Caveat Lector: this is a rough draft of my thinking on what a Portability EULA/ToS should say/do/include. Please comment. In the EULA/ToS task force, we are exploring ways of explaining portability with simple analogies. – Phil
We’ve discussed Graceful Exit, the ability for people to control their departure from a site or . . . → Read More: Open Arms: a data portability approach
Tomorrow, we will be holding first quarterly plenary meeting – where the community at large can question the DataPortability Project’s leadership. As a member of the plenary (membership is free – contact the Steering Groups Secretary Steve Repetti for more information), you can make binding decisions as well.
So since this is our first . . . → Read More: So what has the DataPortability Project been doing?
Rethinking your TOS/EULA is a pain in the neck. Nobody wants to divert attention, money or energy thinking about it. It seems like a serious distraction from making money and serving customers.
Looking at the 2009 Facebook policy hubbub, it’s a big deal. It sucks up attorney fees, management, press, even engineering into a . . . → Read More: Facebook and Lumpy policy decisions
FROM: Elias Bizannes, DataPortability Project vice-chair, election returning officer TO: DataPortability Project Members and Supporters RE:Special Election results
Voting for the Special election of the Steering Group has closed.
A total of 30 votes were cast, of which 28 that were recognised. Two votes were disqualifed for Givotovsky as the voting member had not . . . → Read More: Special Election results
Catch the DataPortability discussion continued at upcoming conferences…
April 15-17: The Next Web – Amsterdam
I will be on an Alumni panel. The exact topic is yet determined but count on it being overarching and focused on the changes to the social web over the last year. Joining us on the panel will . . . → Read More: DataPortability Conferences
Facebook, by virtue of its sheer size and scope, is often the first to run into issues that the rest of the social web will need to address sooner rather than later. To its credit, Facebook seems to be trying to address these issues in a way that protects their short and long term . . . → Read More: Redefining and Standardizing ‘Ownership’

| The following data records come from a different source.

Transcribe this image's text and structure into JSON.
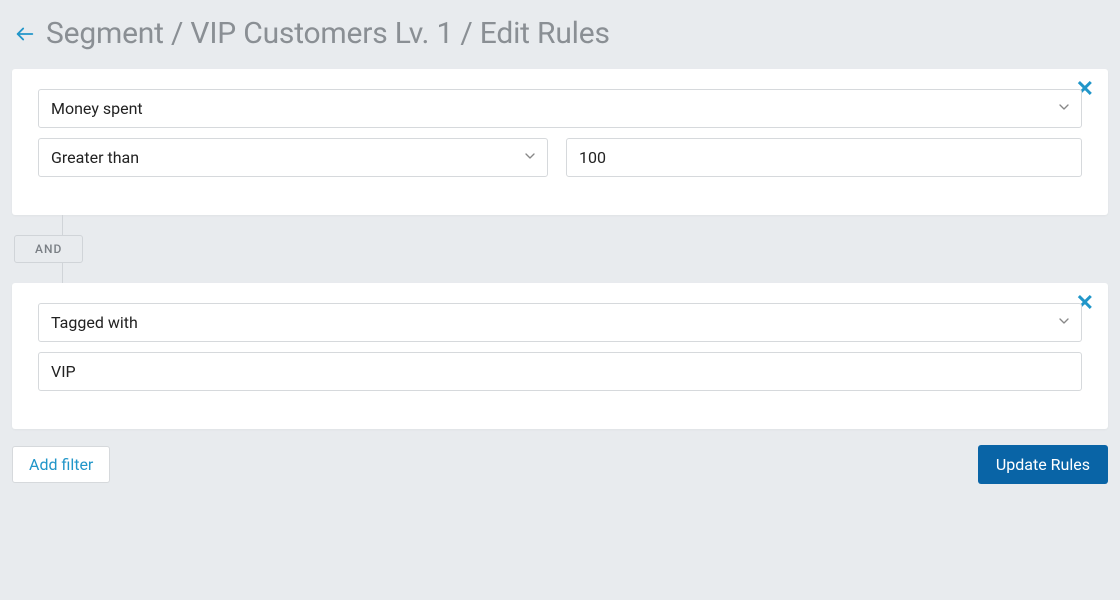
{
  "header": {
    "breadcrumb": "Segment / VIP Customers Lv. 1 / Edit Rules"
  },
  "connector": "AND",
  "filters": [
    {
      "field": "Money spent",
      "operator": "Greater than",
      "value": "100"
    },
    {
      "field": "Tagged with",
      "value": "VIP"
    }
  ],
  "actions": {
    "add_filter": "Add filter",
    "update_rules": "Update Rules"
  },
  "icons": {
    "close": "✕"
  }
}
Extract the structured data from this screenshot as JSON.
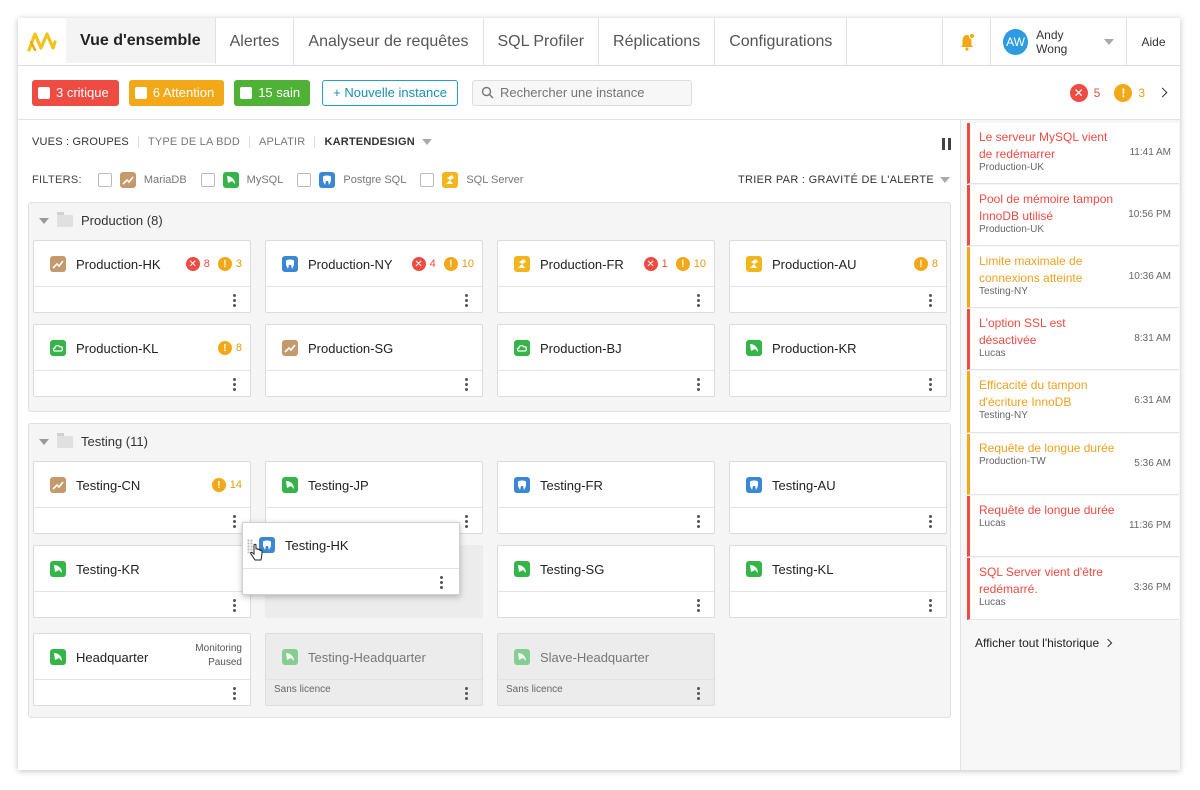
{
  "nav": {
    "tabs": [
      "Vue d'ensemble",
      "Alertes",
      "Analyseur de requêtes",
      "SQL Profiler",
      "Réplications",
      "Configurations"
    ],
    "user_initials": "AW",
    "user_name": "Andy Wong",
    "help": "Aide"
  },
  "toolbar": {
    "critical": "3 critique",
    "attention": "6 Attention",
    "healthy": "15 sain",
    "new_instance": "+ Nouvelle instance",
    "search_placeholder": "Rechercher une instance",
    "err_count": "5",
    "warn_count": "3"
  },
  "views": {
    "items": [
      "VUES : GROUPES",
      "TYPE DE LA BDD",
      "APLATIR",
      "KARTENDESIGN"
    ],
    "filters_label": "FILTERS:",
    "filters": [
      "MariaDB",
      "MySQL",
      "Postgre SQL",
      "SQL Server"
    ],
    "sort": "TRIER PAR : GRAVITÉ DE L'ALERTE"
  },
  "groups": [
    {
      "title": "Production (8)",
      "cards": [
        {
          "name": "Production-HK",
          "db": "mariadb",
          "err": "8",
          "warn": "3"
        },
        {
          "name": "Production-NY",
          "db": "postgres",
          "err": "4",
          "warn": "10"
        },
        {
          "name": "Production-FR",
          "db": "sqlserver",
          "err": "1",
          "warn": "10"
        },
        {
          "name": "Production-AU",
          "db": "sqlserver",
          "err": "",
          "warn": "8"
        },
        {
          "name": "Production-KL",
          "db": "cloud",
          "err": "",
          "warn": "8"
        },
        {
          "name": "Production-SG",
          "db": "mariadb",
          "err": "",
          "warn": ""
        },
        {
          "name": "Production-BJ",
          "db": "cloud",
          "err": "",
          "warn": ""
        },
        {
          "name": "Production-KR",
          "db": "mysql",
          "err": "",
          "warn": ""
        }
      ]
    },
    {
      "title": "Testing (11)",
      "cards": [
        {
          "name": "Testing-CN",
          "db": "mariadb",
          "err": "",
          "warn": "14"
        },
        {
          "name": "Testing-JP",
          "db": "mysql",
          "err": "",
          "warn": ""
        },
        {
          "name": "Testing-FR",
          "db": "postgres",
          "err": "",
          "warn": ""
        },
        {
          "name": "Testing-AU",
          "db": "postgres",
          "err": "",
          "warn": ""
        },
        {
          "name": "Testing-KR",
          "db": "mysql",
          "err": "",
          "warn": ""
        },
        {
          "name": "Testing-SG",
          "db": "mysql",
          "err": "",
          "warn": ""
        },
        {
          "name": "Testing-KL",
          "db": "mysql",
          "err": "",
          "warn": ""
        },
        {
          "name": "Headquarter",
          "db": "mysql",
          "err": "",
          "warn": "",
          "paused": [
            "Monitoring",
            "Paused"
          ]
        },
        {
          "name": "Testing-Headquarter",
          "db": "mysql",
          "disabled": true,
          "note": "Sans licence"
        },
        {
          "name": "Slave-Headquarter",
          "db": "mysql",
          "disabled": true,
          "note": "Sans licence"
        }
      ]
    }
  ],
  "dragging": {
    "name": "Testing-HK",
    "db": "postgres"
  },
  "history": {
    "items": [
      {
        "title": "Le serveur MySQL vient de redémarrer",
        "source": "Production-UK",
        "time": "11:41 AM",
        "level": "error"
      },
      {
        "title": "Pool de mémoire tampon InnoDB utilisé",
        "source": "Production-UK",
        "time": "10:56 PM",
        "level": "error"
      },
      {
        "title": "Limite maximale de connexions atteinte",
        "source": "Testing-NY",
        "time": "10:36 AM",
        "level": "warn"
      },
      {
        "title": "L'option SSL est désactivée",
        "source": "Lucas",
        "time": "8:31 AM",
        "level": "error"
      },
      {
        "title": "Efficacité du tampon d'écriture InnoDB",
        "source": "Testing-NY",
        "time": "6:31 AM",
        "level": "warn"
      },
      {
        "title": "Requête de longue durée",
        "source": "Production-TW",
        "time": "5:36 AM",
        "level": "warn"
      },
      {
        "title": "Requête de longue durée",
        "source": "Lucas",
        "time": "11:36 PM",
        "level": "error"
      },
      {
        "title": "SQL Server vient d'être redémarré.",
        "source": "Lucas",
        "time": "3:36 PM",
        "level": "error"
      }
    ],
    "show_all": "Afficher tout l'historique"
  },
  "colors": {
    "critical": "#ee4b42",
    "attention": "#f3a917",
    "healthy": "#4fb135",
    "accent": "#1a8fb0"
  }
}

Yesterday, Facebook took a further step in opening its network by introducing enhancements and new features to its developer APIs. Facebook’s new APIs make it easier for applications to update user statuses, links, and upload videos from outside of Facebook. This effort will likely generate a flurry of activity in the developer community as . . . → Read More: Is Facebook’s Move to “Openness” Setting a de facto Standard?
Flickr deleted a popular photographer’s collection. Thomas Hawk reports this eviction from start to finish. Arbitrary justifications, no notice, no appeal, no ability to restore the photos, deletion of third-party intellectual property (thousands of comments). It seems the justification was without merit.
Does your city give landlords this much power?
Should you have . . . → Read More: Graceful Exit: Yahoo!’s flickr evicts Shéhérazade
Excerpt from a tragic exit, a story of online eviction from Facebook, without notice, merit, or recourse:
All was definitely not well.
Facebook obliterated Nakedjen.
Obliterated. Deleted. Made me disappear.
And they did it without any warning or even a simple email telling me that I had done something wrong.
My email to them . . . → Read More: Graceful Exit: facebook evicts Nakedjen
Jason Scott’s Protection From Online Eviction? and his follow up post make the argument that services like AOL, MySpace, flickr, or Skype should be treated like landlords.
The power landlords have over tenants is overwhelming, unless restricted by law. The argument: if they want to shut down a service, essentially evicting users, . . . → Read More: Graceful Exit: The Power to Fight Eviction